AND I have to admit I am not a chef. I have worked under a chef. And I have cooked for the better part of over 40 years (Ssh! Don’t give away the lady’s age! LOL!) and I do know my way about a kitchen. Just ask anyone if I know where the can-opener is! Ha!
But you don’t really have to be a world-class chef to make good meatballs, as you will see when you make this recipe. It is really just a bit of common sense. You may see differences among meatball recipes, but the basics remain.
I do not drop raw meatballs into sauce, because I don’t want the fat that exudes to permeate the marinara. I brown mine in the skillet first, giving them just enough time to get the extra grease out and firm them up so they don’t fall apart. This can be done in the oven as well, but it is July and I don’t want to heat up the kitchen any more than I have to.
I love the generous size of these monster meatballs!
And I loved that today, I got to have the leftovers piled up on Italian bread and baked in the oven for the most bodacious meatball subs you ever could meet.
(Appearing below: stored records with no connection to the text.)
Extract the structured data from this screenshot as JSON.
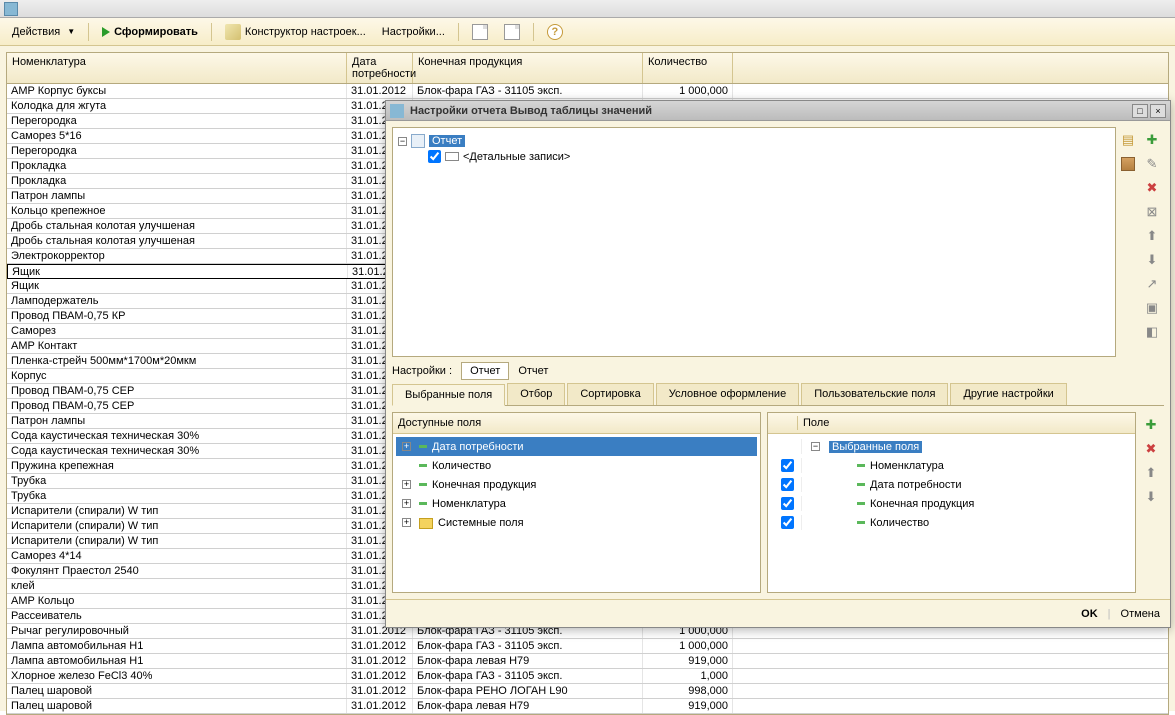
{
  "toolbar": {
    "actions": "Действия",
    "generate": "Сформировать",
    "constructor": "Конструктор настроек...",
    "settings": "Настройки..."
  },
  "grid": {
    "headers": {
      "nomenclature": "Номенклатура",
      "date": "Дата потребности",
      "product": "Конечная продукция",
      "qty": "Количество"
    },
    "rows": [
      {
        "nom": "AMP Корпус буксы",
        "date": "31.01.2012",
        "prod": "Блок-фара ГАЗ - 31105 эксп.",
        "qty": "1 000,000"
      },
      {
        "nom": "Колодка для жгута",
        "date": "31.01.201",
        "prod": "",
        "qty": ""
      },
      {
        "nom": "Перегородка",
        "date": "31.01.201",
        "prod": "",
        "qty": ""
      },
      {
        "nom": "Саморез 5*16",
        "date": "31.01.201",
        "prod": "",
        "qty": ""
      },
      {
        "nom": "Перегородка",
        "date": "31.01.201",
        "prod": "",
        "qty": ""
      },
      {
        "nom": "Прокладка",
        "date": "31.01.201",
        "prod": "",
        "qty": ""
      },
      {
        "nom": "Прокладка",
        "date": "31.01.201",
        "prod": "",
        "qty": ""
      },
      {
        "nom": "Патрон лампы",
        "date": "31.01.201",
        "prod": "",
        "qty": ""
      },
      {
        "nom": "Кольцо крепежное",
        "date": "31.01.201",
        "prod": "",
        "qty": ""
      },
      {
        "nom": "Дробь стальная колотая улучшеная",
        "date": "31.01.201",
        "prod": "",
        "qty": ""
      },
      {
        "nom": "Дробь стальная колотая улучшеная",
        "date": "31.01.201",
        "prod": "",
        "qty": ""
      },
      {
        "nom": "Электрокорректор",
        "date": "31.01.201",
        "prod": "",
        "qty": ""
      },
      {
        "nom": "Ящик",
        "date": "31.01.201",
        "prod": "",
        "qty": "",
        "selected": true
      },
      {
        "nom": "Ящик",
        "date": "31.01.201",
        "prod": "",
        "qty": ""
      },
      {
        "nom": "Ламподержатель",
        "date": "31.01.201",
        "prod": "",
        "qty": ""
      },
      {
        "nom": "Провод ПВАМ-0,75 КР",
        "date": "31.01.201",
        "prod": "",
        "qty": ""
      },
      {
        "nom": "Саморез",
        "date": "31.01.201",
        "prod": "",
        "qty": ""
      },
      {
        "nom": "AMP Контакт",
        "date": "31.01.201",
        "prod": "",
        "qty": ""
      },
      {
        "nom": "Пленка-стрейч 500мм*1700м*20мкм",
        "date": "31.01.201",
        "prod": "",
        "qty": ""
      },
      {
        "nom": "Корпус",
        "date": "31.01.201",
        "prod": "",
        "qty": ""
      },
      {
        "nom": "Провод ПВАМ-0,75 СЕР",
        "date": "31.01.201",
        "prod": "",
        "qty": ""
      },
      {
        "nom": "Провод ПВАМ-0,75 СЕР",
        "date": "31.01.201",
        "prod": "",
        "qty": ""
      },
      {
        "nom": "Патрон лампы",
        "date": "31.01.201",
        "prod": "",
        "qty": ""
      },
      {
        "nom": "Сода каустическая техническая 30%",
        "date": "31.01.201",
        "prod": "",
        "qty": ""
      },
      {
        "nom": "Сода каустическая техническая 30%",
        "date": "31.01.201",
        "prod": "",
        "qty": ""
      },
      {
        "nom": "Пружина крепежная",
        "date": "31.01.201",
        "prod": "",
        "qty": ""
      },
      {
        "nom": "Трубка",
        "date": "31.01.201",
        "prod": "",
        "qty": ""
      },
      {
        "nom": "Трубка",
        "date": "31.01.201",
        "prod": "",
        "qty": ""
      },
      {
        "nom": "Испарители (спирали) W тип",
        "date": "31.01.201",
        "prod": "",
        "qty": ""
      },
      {
        "nom": "Испарители (спирали) W тип",
        "date": "31.01.201",
        "prod": "",
        "qty": ""
      },
      {
        "nom": "Испарители (спирали) W тип",
        "date": "31.01.201",
        "prod": "",
        "qty": ""
      },
      {
        "nom": "Саморез 4*14",
        "date": "31.01.201",
        "prod": "",
        "qty": ""
      },
      {
        "nom": "Фокулянт Праестол 2540",
        "date": "31.01.201",
        "prod": "",
        "qty": ""
      },
      {
        "nom": "клей",
        "date": "31.01.201",
        "prod": "",
        "qty": ""
      },
      {
        "nom": "AMP Кольцо",
        "date": "31.01.201",
        "prod": "",
        "qty": ""
      },
      {
        "nom": "Рассеиватель",
        "date": "31.01.201",
        "prod": "",
        "qty": ""
      },
      {
        "nom": "Рычаг регулировочный",
        "date": "31.01.2012",
        "prod": "Блок-фара ГАЗ - 31105 эксп.",
        "qty": "1 000,000"
      },
      {
        "nom": "Лампа автомобильная Н1",
        "date": "31.01.2012",
        "prod": "Блок-фара ГАЗ - 31105 эксп.",
        "qty": "1 000,000"
      },
      {
        "nom": "Лампа автомобильная Н1",
        "date": "31.01.2012",
        "prod": "Блок-фара левая Н79",
        "qty": "919,000"
      },
      {
        "nom": "Хлорное железо FeCl3   40%",
        "date": "31.01.2012",
        "prod": "Блок-фара ГАЗ - 31105 эксп.",
        "qty": "1,000"
      },
      {
        "nom": "Палец шаровой",
        "date": "31.01.2012",
        "prod": "Блок-фара РЕНО ЛОГАН L90",
        "qty": "998,000"
      },
      {
        "nom": "Палец шаровой",
        "date": "31.01.2012",
        "prod": "Блок-фара левая Н79",
        "qty": "919,000"
      }
    ]
  },
  "dialog": {
    "title": "Настройки отчета  Вывод таблицы значений",
    "report": "Отчет",
    "detail": "<Детальные записи>",
    "settings_label": "Настройки :",
    "path1": "Отчет",
    "path2": "Отчет",
    "tabs": [
      "Выбранные поля",
      "Отбор",
      "Сортировка",
      "Условное оформление",
      "Пользовательские поля",
      "Другие настройки"
    ],
    "available_header": "Доступные поля",
    "field_header": "Поле",
    "available_fields": [
      {
        "label": "Дата потребности",
        "exp": true,
        "selected": true
      },
      {
        "label": "Количество",
        "exp": false
      },
      {
        "label": "Конечная продукция",
        "exp": true
      },
      {
        "label": "Номенклатура",
        "exp": true
      },
      {
        "label": "Системные поля",
        "exp": true,
        "folder": true
      }
    ],
    "selected_root": "Выбранные поля",
    "selected_fields": [
      "Номенклатура",
      "Дата потребности",
      "Конечная продукция",
      "Количество"
    ],
    "ok": "OK",
    "cancel": "Отмена"
  }
}
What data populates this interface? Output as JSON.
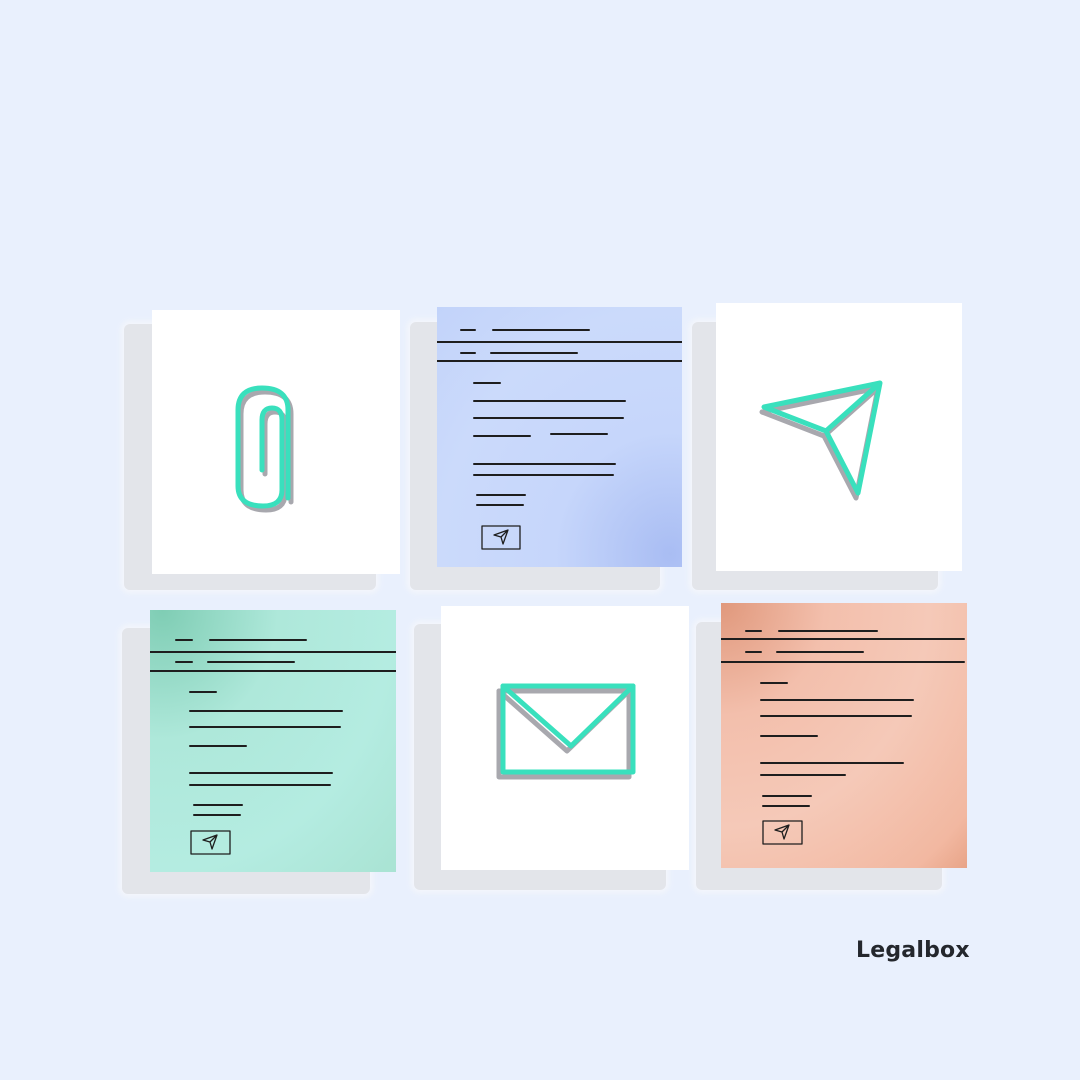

Best. Meatball. Subs. Ever.
But hey, don’t take my word for it, try it yourself:
And however you enjoy your meatballs, over spaghetti, on a sub, sliced onto a Bronx bomb of a pizza, I do hope you enjoy. I know you will!
Sue's Almost Famous Meatballs
- 16 ounces lean ground beef
- 12 ounces mild Italian sausage (about 2 nice salsiccia links, casings removed)
- 2 ounces soft bread crumbs (from Italian bread)
- 5 ounces finely chopped onion
- 2 large pastured organic eggs
- 2 tablespoons chopped garlic
- 1 cup fresh grated parmesan cheese
- 1 teaspoon dried oregano
- 1 teaspoon dried basil
- 1 teaspoon red pepper flakes (if you like spicy meatballs)
- 1 teaspoon fennel seed
- 1 teaspoon salt
- 1 teaspoon black pepper
- 1/4 cup milk
- 1 quart marinara sauce (I use this recipe: Marinara Sauce)
- 16 ounces uncooked spaghetti pasta, cooked al dente (see package directions) (if serving meatballs on pasta)
- Mix together all ingredients thoroughly and let sit for about 15 minutes to allow the milk to be absorbed into the breadcrumbs.
- Make rounded meatballs from 1/2 cup of the meat mixture and brown on all sides, not moving them too much as they brown.
- Place browned meatballs into a large pan (with a lid) and cover with about one quart marinara sauce.
- Simmer on low heat without disturbing meatballs for about 30 minutes.
- Serve meatballs and sauce over spaghetti or reserve for another use (Might I suggest Stuffocation Meatball Sandwiches?)
Makes 10 Monster Meatballs!
If using fresh herbs in this recipe, use 1 tablespoon minced FRESH herb instead of the one teaspoon DRIED herb, as dried herb uses only one-third as much as fresh. This is because when herbs dry, water is removed and they shrink.
Using slightly stale French bread or Italian bread (even fresh bread works) place bread chunks in a food processor and pulse a few times for soft bread crumbs. Freeze what you don’t use that session in airtight freezer bags or dry them in a low oven (about 250F) for about 20-30 minutes or until crisp and dry, then store in an airtight container.
Don’t buy parmesan in the green can. Did you know it contains cellulose, which is essentially ground up indigestible sawdust? Instead, buy whole wedges of Parmesan, cut into managable pieces, then quickly grate it in the food processor fitted with a fine shredding wheel. Or use a box grater, although that is more tedious.
Join my recipe group on Facebook for more recipes from blogger friends around the world!
You might also like: